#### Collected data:
· · ·
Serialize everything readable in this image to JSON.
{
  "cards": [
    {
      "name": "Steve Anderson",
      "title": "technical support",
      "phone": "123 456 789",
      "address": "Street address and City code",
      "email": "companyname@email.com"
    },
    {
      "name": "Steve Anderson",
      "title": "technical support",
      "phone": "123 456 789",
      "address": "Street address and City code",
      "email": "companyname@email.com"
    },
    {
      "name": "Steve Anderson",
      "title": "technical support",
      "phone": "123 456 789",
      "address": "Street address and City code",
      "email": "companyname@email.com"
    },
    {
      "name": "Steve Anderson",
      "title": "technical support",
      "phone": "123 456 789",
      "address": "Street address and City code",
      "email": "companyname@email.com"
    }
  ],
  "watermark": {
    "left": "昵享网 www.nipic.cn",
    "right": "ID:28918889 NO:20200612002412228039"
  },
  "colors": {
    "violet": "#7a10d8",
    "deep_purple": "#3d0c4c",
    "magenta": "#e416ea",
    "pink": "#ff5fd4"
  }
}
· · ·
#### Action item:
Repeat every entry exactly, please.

#### Expected answer:
Serialize everything readable in this image to JSON.
{
  "cards": [
    {
      "name": "Steve Anderson",
      "title": "technical support",
      "phone": "123 456 789",
      "address": "Street address and City code",
      "email": "companyname@email.com"
    },
    {
      "name": "Steve Anderson",
      "title": "technical support",
      "phone": "123 456 789",
      "address": "Street address and City code",
      "email": "companyname@email.com"
    },
    {
      "name": "Steve Anderson",
      "title": "technical support",
      "phone": "123 456 789",
      "address": "Street address and City code",
      "email": "companyname@email.com"
    },
    {
      "name": "Steve Anderson",
      "title": "technical support",
      "phone": "123 456 789",
      "address": "Street address and City code",
      "email": "companyname@email.com"
    }
  ],
  "watermark": {
    "left": "昵享网 www.nipic.cn",
    "right": "ID:28918889 NO:20200612002412228039"
  },
  "colors": {
    "violet": "#7a10d8",
    "deep_purple": "#3d0c4c",
    "magenta": "#e416ea",
    "pink": "#ff5fd4"
  }
}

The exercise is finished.